Also in Politics 101:
- Arambula is honored by Mexico.
- Did Trump hold off on criticizing Valadao?
- How much will Fresno County receive in the opioid settlement?
Arambula Honored by Mexican Government
The Mexican government honored Assemblyman Joaquin Arambula, awarding him with the Ohtli Award at a ceremony Friday at the consulate office in Fresno.
The consulate says the award “is the highest honor bestowed by the Government of Mexico to individuals … that have worked to improve the quality of life of Mexican countrymen and women and to help open ‘a path’ for future generations.”
“I was proud of the work that we did, working side by side during the food distributions and vaccine clinics, taking care of our rural farm working communities, and really believed that this award will go a long way towards helping us to open up paths and access for so many in our communities,” said Aramubla, D-Fresno.
Several previous Ohtli award recipients were on hand, including civil rights leader Dolores Huerta and Fresno State president Saúl Jiménez-Sandoval.
Trump Not Advocating Against Valadao, Yet
Entering into the dangerous world of interpreting Donald Trump’s emails: The former president listed names of Republican Congress members he wants to be challenged by other Republicans, but did not mention Rep. David Valadao by name.
“Any interest from good and SMART America First Republican Patriots to run primary campaigns against Representatives Tom Rice, John Katko, Don Bacon, Don Young, Fred Upton (challenge accepted), Andrew Garbarino, Peter Meijer (challenge accepted), David McKinley (challenge accepted), Nancy Mace, Jaime Herrera Beutler (challenge accepted) and Chris Smith?
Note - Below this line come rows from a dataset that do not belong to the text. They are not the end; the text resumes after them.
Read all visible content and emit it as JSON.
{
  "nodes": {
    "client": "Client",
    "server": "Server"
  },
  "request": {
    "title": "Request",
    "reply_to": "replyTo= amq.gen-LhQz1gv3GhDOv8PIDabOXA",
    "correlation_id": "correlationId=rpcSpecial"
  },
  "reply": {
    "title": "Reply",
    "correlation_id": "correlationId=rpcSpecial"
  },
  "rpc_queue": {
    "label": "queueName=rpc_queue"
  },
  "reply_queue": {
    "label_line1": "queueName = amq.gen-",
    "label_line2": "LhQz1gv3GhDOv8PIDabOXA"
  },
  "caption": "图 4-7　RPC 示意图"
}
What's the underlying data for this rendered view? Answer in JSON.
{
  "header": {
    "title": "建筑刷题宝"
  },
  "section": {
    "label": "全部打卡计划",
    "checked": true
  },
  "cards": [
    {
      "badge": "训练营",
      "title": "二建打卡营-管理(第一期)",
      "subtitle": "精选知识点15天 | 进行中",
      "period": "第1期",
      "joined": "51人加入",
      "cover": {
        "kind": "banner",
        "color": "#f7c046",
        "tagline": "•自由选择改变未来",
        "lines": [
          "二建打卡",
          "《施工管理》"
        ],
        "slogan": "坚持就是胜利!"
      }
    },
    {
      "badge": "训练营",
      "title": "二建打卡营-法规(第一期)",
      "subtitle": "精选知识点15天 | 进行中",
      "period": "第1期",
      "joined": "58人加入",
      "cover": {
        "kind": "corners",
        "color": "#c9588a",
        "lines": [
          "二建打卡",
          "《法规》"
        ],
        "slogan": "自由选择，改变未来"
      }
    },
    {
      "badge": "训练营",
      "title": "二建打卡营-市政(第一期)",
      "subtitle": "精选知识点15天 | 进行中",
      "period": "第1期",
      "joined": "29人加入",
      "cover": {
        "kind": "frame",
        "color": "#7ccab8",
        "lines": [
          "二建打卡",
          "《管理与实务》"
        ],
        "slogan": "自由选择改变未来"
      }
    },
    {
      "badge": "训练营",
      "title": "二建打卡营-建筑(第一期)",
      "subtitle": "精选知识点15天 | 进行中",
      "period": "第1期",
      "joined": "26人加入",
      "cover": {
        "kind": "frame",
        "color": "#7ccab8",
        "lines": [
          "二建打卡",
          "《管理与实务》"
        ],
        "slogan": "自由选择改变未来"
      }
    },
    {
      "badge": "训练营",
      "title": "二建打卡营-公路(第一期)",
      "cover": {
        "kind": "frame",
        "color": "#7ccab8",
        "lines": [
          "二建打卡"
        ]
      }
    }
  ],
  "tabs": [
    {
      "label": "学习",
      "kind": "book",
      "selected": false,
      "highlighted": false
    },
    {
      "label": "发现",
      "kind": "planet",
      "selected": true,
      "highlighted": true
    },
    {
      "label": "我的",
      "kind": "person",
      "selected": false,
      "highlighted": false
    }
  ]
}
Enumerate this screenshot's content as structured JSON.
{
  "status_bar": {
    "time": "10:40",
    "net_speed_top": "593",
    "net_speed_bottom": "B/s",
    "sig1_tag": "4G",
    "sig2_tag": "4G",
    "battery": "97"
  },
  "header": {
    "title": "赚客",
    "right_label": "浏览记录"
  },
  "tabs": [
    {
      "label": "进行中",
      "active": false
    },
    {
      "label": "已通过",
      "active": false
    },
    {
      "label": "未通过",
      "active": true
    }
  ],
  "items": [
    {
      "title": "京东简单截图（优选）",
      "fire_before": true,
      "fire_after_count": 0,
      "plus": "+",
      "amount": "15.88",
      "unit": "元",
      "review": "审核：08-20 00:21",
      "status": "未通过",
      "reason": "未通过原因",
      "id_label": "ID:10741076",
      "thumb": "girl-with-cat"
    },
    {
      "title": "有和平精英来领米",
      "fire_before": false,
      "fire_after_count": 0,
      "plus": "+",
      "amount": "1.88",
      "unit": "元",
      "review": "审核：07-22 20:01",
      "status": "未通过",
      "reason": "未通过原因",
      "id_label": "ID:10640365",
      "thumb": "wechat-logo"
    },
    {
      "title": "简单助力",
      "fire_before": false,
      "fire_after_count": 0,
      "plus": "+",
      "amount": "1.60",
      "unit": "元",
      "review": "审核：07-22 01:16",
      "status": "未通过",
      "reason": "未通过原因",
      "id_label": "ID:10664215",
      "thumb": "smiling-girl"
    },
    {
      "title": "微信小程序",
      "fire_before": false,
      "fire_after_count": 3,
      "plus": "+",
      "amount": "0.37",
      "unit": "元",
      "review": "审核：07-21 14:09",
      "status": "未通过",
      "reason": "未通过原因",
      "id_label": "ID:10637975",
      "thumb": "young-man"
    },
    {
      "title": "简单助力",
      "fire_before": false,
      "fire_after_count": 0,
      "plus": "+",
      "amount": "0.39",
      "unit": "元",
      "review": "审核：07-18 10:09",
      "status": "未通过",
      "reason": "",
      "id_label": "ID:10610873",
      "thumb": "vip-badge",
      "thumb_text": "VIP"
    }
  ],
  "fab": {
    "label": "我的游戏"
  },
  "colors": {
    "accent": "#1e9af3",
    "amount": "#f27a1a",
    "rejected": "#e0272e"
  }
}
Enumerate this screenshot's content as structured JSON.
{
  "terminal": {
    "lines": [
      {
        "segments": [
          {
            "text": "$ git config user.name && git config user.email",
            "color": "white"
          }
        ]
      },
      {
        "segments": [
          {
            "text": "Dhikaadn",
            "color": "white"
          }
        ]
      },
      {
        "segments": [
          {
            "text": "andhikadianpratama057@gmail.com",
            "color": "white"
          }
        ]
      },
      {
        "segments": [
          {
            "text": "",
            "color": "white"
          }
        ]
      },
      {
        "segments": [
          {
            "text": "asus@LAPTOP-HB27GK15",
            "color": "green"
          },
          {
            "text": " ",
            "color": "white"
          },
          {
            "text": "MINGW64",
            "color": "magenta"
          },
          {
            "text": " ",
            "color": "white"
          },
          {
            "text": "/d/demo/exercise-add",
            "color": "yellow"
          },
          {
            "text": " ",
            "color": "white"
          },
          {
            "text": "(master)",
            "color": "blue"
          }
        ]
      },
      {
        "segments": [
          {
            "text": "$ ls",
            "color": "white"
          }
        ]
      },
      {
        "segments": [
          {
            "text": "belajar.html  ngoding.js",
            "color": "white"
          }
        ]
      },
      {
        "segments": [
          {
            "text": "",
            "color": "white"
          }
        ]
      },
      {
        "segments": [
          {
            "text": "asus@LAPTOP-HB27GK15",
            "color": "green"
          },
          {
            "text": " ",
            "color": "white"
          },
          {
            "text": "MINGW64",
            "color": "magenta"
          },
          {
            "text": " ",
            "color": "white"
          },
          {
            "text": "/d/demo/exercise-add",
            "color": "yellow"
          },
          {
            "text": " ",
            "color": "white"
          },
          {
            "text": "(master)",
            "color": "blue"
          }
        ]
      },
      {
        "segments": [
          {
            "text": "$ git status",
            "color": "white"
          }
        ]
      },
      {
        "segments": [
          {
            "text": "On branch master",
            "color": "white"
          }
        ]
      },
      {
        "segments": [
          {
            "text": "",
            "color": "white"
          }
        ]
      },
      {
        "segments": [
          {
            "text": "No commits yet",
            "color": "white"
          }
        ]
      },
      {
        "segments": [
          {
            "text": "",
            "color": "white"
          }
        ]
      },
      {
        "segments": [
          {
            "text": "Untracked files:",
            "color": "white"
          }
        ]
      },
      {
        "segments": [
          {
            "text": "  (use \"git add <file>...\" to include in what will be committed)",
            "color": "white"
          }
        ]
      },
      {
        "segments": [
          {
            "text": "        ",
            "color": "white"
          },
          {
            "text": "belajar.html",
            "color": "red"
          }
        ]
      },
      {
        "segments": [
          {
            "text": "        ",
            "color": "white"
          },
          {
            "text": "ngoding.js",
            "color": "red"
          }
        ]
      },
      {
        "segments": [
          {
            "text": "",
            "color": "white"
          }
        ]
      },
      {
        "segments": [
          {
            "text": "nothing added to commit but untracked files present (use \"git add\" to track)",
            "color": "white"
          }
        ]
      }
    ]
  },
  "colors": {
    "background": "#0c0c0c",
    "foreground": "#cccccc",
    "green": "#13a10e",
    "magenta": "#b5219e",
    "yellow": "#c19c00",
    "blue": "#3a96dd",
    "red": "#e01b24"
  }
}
You will have my backing!” Trump wrote in an email to media on Nov. 13.
Missing from the list is Valadao, R-Hanford, who irked Trump and other GOP for his vote supporting the second impeachment last January.
Valadao faces several contenders in what is now the 21st congressional district, including former Fresno city councilman Chris Mathys — a Republican running to Valadao’s right.
The district lines are still being drawn by an independent state commission, due by Dec. 27.
County Share of Opioid Lawsuit: $22 Million
Fresno County expects to receive $17 million to $22 million over 18 years as part of the federal government’s settlement with Johnson & Johnson and other opioid distributors.
The figures were revealed in a Board of Supervisors document. The board approved submitting necessary documents as part of the litigation with a 5-0 vote on Tuesday.
Overall, the drug makers and distributors will pay $26 billion. California will receive $2.2. billion.
“While a small portion of these funds are available to reimburse past county expenses the bulk is restricted to expenditure on county opioid abatement and treatment purposes,” the staff report says.